The southern Caribbean coast has been largely ignored during most of Costa Rica’s modern history. Many of the residents have Afro-Caribbean roots and lack official titles to their homes and other property. This lifestyle is being challenged by tourism and arriving expats as well as foreign investors.
Ms. Beck and her colleagues said that the project has set up Sunday a crowdsourcing campaign on Indigogo. It seeks $37,000 in donations.
“The effects of unstable land tenure and stunted economic development are pervasive: opportunity for personal advancement is increasingly limited, and many young people must leave their homes and families to pursue education and
employment,” according to the project.
“Homes and businesses have been threatened with demolition orders, and residents have faced criminal charges for pursuing better lives for their families.
“These communities face losing their lands, their culture, and their very history. Conscious of these challenges, residents are working hard to protect their rights and reinforce their cultural traditions while seeking a more balanced approach to the government’s regulation of their natural resources.”
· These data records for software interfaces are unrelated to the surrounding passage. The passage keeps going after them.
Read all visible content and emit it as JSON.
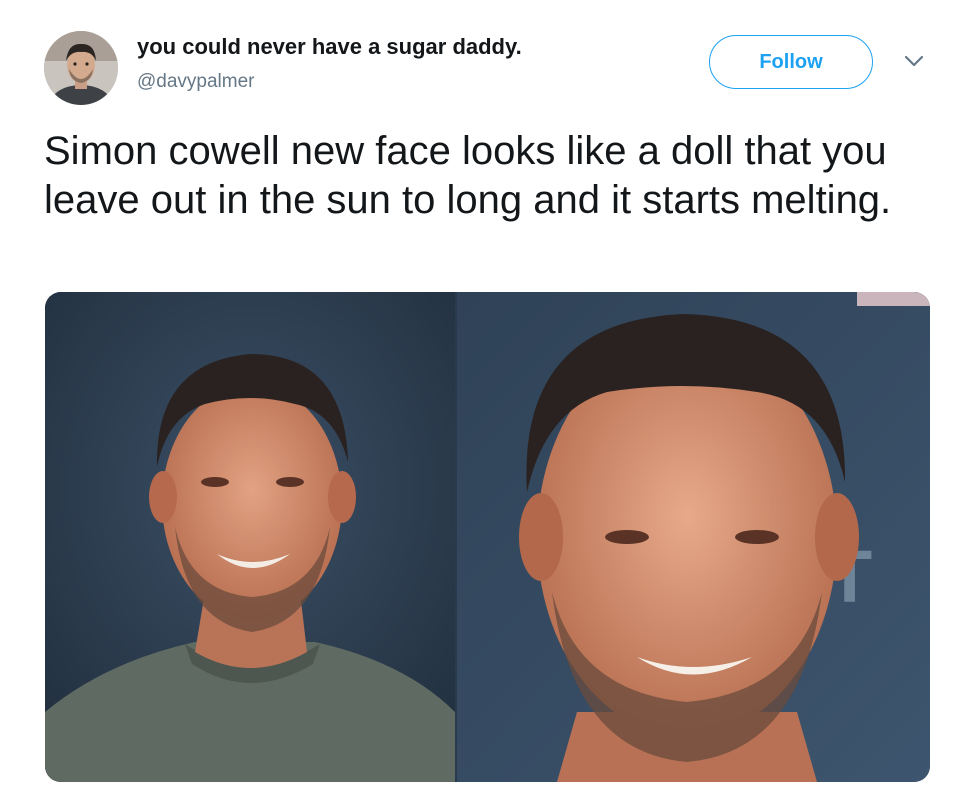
{
  "user": {
    "display_name": "you could never have a sugar daddy.",
    "handle": "@davypalmer"
  },
  "actions": {
    "follow_label": "Follow"
  },
  "tweet": {
    "text": "Simon cowell new face looks like a doll that you leave out in the sun to long and it starts melting."
  },
  "colors": {
    "accent": "#1da1f2",
    "text": "#14171a",
    "secondary_text": "#657786"
  },
  "icons": {
    "more": "chevron-down-icon"
  },
  "media": {
    "photo_right_backdrop_letter": "T"
  }
}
President Laura Chinchilla stopped much of the demolitions temporarily with a presidential decree. But two major hotels already had been destroyed. A law that would have helped residents gain clear title to their properties has been declared unconstitutional.
The project Web site lists Edwin Patterson Bent, a well-known local politician and a lifelong resident of Puerto Viejo, as an adviser. Also listed is Kyle K. Courtney, a Harvard University and Northeastern University faculty member and a lawyer.
Boston area students will participate in the project with research and by maintaining archives, said the announcement.
Ms. Beck said that the goal of the project is to use creative advocacy to build the case for keeping the local people on their land, showing that not only is it the right and just thing to do, it will also produce better results for the people and the environment.